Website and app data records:
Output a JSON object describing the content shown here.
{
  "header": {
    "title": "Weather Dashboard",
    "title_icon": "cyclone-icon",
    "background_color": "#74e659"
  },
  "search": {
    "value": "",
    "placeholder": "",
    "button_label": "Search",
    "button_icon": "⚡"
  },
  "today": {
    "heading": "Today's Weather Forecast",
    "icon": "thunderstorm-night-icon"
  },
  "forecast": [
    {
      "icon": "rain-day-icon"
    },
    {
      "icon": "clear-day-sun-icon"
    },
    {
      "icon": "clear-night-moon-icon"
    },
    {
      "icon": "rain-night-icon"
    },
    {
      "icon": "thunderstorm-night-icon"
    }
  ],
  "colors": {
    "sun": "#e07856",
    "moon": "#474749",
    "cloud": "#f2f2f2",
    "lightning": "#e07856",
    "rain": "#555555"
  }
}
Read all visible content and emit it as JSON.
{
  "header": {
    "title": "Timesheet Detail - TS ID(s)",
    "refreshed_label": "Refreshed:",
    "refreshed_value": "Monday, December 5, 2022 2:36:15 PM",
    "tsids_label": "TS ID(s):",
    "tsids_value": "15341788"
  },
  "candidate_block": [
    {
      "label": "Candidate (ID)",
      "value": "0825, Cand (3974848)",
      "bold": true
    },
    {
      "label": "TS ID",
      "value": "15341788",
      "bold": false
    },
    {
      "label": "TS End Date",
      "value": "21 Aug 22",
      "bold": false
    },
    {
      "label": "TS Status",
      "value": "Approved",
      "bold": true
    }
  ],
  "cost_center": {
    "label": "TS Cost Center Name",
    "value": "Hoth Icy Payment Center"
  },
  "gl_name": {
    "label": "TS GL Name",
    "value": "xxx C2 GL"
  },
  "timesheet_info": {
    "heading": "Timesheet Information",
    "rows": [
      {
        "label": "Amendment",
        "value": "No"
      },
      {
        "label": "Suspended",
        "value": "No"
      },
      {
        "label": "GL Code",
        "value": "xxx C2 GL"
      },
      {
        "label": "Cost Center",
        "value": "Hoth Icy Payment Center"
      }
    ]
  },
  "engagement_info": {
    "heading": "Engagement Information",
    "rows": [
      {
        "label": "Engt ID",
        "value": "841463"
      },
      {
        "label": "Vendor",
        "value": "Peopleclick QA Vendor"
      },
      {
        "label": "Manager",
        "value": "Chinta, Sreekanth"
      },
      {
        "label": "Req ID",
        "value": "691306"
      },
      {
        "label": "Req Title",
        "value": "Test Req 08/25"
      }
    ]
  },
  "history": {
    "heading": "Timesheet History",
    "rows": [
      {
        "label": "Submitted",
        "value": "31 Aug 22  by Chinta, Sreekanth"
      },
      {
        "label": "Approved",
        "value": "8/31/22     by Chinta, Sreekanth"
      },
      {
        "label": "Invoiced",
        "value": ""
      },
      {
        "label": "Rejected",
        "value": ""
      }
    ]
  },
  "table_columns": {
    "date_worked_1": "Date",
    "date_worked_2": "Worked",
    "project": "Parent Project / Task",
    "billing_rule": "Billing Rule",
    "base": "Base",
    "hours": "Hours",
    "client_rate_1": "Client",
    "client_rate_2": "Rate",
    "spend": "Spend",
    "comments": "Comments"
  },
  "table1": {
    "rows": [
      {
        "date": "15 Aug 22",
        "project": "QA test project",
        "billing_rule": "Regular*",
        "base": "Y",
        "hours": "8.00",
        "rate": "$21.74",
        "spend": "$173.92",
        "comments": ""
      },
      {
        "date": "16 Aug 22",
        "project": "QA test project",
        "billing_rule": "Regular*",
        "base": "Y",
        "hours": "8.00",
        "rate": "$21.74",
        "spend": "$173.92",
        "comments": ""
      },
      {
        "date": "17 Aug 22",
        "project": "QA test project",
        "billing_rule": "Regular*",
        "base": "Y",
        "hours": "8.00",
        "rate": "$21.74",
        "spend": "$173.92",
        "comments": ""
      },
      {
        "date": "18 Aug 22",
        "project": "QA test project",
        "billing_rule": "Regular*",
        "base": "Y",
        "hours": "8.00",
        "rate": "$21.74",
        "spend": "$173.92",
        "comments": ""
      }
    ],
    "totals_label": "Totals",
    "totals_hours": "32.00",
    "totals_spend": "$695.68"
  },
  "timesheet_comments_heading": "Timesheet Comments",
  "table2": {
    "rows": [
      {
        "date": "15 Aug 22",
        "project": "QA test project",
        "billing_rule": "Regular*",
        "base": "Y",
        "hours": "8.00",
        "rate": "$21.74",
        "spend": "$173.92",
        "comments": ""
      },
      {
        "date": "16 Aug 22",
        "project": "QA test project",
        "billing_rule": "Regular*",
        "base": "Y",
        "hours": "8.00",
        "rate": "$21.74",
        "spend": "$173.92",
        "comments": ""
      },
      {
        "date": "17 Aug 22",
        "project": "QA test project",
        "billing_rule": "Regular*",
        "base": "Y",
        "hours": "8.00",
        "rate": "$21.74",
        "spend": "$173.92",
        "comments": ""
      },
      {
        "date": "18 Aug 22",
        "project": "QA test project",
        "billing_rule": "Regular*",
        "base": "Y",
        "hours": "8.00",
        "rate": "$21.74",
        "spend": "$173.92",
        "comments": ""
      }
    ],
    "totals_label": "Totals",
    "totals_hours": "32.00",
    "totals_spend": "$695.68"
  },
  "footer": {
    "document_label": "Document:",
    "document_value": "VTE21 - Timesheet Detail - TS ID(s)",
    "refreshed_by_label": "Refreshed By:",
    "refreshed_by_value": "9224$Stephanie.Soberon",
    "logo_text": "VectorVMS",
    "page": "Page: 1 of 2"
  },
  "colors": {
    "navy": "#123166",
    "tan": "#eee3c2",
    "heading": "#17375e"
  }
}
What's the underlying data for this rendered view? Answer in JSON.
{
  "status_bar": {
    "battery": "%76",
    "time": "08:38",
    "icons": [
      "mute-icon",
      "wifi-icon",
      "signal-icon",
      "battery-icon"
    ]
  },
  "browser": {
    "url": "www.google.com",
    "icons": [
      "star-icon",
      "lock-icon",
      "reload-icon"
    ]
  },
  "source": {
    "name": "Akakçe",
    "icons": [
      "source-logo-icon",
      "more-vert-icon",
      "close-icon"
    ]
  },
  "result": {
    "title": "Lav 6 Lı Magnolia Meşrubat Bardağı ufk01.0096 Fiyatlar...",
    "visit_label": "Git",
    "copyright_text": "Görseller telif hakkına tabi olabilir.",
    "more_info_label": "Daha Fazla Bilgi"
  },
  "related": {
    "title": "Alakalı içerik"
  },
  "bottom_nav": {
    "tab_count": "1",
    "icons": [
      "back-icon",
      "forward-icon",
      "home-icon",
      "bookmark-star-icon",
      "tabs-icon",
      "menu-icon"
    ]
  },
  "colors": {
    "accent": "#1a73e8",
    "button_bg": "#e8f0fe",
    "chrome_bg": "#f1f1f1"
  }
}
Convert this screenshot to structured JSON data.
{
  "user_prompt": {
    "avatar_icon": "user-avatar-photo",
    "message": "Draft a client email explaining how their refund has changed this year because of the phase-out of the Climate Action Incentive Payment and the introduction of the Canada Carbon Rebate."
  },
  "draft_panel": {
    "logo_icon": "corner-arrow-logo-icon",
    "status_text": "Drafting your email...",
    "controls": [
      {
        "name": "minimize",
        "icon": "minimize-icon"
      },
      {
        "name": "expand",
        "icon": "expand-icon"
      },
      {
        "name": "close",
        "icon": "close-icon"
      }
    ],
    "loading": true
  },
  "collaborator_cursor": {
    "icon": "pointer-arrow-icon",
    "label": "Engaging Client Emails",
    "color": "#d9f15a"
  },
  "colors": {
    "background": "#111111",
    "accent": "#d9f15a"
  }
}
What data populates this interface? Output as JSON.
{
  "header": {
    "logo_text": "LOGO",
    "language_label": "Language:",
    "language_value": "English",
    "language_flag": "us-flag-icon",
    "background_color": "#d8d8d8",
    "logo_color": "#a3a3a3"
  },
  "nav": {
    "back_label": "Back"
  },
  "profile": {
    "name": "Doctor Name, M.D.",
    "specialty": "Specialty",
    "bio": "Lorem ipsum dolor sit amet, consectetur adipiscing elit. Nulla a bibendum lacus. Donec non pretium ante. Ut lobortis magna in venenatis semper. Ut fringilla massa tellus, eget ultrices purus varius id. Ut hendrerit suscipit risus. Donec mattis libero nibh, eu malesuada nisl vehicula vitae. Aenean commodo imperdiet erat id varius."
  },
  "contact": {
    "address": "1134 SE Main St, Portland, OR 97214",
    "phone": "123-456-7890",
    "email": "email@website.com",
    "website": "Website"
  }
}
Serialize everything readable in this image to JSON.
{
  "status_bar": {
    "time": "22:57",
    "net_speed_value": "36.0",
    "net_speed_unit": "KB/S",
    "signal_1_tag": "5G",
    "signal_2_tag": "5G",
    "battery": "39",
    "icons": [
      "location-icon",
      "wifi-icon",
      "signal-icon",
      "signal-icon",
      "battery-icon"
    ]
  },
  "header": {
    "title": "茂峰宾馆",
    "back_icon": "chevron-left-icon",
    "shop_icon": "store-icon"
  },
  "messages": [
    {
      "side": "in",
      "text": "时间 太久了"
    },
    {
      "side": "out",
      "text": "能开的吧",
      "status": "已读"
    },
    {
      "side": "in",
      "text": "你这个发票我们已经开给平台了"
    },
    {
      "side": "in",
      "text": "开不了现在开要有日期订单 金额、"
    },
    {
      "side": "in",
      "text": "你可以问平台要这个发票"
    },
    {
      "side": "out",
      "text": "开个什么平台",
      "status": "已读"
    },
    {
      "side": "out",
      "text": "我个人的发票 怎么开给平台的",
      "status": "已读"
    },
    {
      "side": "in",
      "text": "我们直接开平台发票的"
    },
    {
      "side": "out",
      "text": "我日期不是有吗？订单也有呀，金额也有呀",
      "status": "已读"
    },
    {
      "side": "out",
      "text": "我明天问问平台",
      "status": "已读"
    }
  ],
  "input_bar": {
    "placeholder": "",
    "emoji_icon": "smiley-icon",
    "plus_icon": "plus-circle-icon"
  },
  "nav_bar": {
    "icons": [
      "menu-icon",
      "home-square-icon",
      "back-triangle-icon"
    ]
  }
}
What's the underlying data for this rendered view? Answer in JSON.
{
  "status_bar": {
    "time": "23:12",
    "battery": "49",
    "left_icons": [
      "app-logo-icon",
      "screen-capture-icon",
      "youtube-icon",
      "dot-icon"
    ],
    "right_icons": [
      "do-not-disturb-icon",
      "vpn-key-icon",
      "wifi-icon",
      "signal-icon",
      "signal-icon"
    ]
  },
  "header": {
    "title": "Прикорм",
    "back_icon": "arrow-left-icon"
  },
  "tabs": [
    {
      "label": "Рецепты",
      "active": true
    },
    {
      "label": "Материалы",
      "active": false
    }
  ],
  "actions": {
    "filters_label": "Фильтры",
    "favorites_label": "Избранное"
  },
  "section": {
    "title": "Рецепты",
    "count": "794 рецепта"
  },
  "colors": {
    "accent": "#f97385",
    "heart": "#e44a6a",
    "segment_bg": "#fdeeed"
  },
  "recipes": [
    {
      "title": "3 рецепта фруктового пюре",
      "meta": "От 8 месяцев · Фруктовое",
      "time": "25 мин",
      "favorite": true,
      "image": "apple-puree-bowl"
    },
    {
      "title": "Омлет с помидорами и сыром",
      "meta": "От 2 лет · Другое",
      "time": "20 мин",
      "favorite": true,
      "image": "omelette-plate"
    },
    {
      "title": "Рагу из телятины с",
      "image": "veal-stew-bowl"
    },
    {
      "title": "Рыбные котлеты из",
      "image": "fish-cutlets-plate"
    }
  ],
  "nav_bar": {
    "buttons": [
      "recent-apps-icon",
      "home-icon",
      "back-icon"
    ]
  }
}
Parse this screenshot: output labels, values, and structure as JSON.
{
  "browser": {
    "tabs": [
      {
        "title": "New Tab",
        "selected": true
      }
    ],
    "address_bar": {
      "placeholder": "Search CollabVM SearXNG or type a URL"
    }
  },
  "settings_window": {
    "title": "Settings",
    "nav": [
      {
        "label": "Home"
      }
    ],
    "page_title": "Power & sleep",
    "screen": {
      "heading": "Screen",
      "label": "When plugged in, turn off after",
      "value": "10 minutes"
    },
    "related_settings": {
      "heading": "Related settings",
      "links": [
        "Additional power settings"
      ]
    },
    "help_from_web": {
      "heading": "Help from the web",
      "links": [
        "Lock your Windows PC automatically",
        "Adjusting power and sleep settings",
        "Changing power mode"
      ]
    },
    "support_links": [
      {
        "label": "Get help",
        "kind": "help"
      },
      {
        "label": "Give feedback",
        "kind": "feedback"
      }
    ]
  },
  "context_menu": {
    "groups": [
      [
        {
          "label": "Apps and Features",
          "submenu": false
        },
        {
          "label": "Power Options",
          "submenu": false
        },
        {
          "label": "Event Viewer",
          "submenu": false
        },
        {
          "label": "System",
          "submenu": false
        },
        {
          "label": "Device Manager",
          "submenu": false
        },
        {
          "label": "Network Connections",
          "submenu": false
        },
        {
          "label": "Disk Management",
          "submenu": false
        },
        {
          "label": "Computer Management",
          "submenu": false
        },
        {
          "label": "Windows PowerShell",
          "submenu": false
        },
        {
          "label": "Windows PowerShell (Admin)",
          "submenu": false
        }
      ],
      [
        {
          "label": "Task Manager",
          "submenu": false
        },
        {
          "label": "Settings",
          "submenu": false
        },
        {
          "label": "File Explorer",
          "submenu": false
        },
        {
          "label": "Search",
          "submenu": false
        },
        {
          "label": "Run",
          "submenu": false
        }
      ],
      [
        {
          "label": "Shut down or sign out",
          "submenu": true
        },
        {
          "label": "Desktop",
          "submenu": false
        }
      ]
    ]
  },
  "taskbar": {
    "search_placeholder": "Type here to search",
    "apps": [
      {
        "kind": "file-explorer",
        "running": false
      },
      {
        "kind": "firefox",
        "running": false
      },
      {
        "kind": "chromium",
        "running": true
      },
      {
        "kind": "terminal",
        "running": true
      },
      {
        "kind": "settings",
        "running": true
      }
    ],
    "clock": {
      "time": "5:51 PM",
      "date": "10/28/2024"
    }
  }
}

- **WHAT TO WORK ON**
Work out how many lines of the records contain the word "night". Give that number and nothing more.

- **SOLUTION TO THE EXERCISE**
4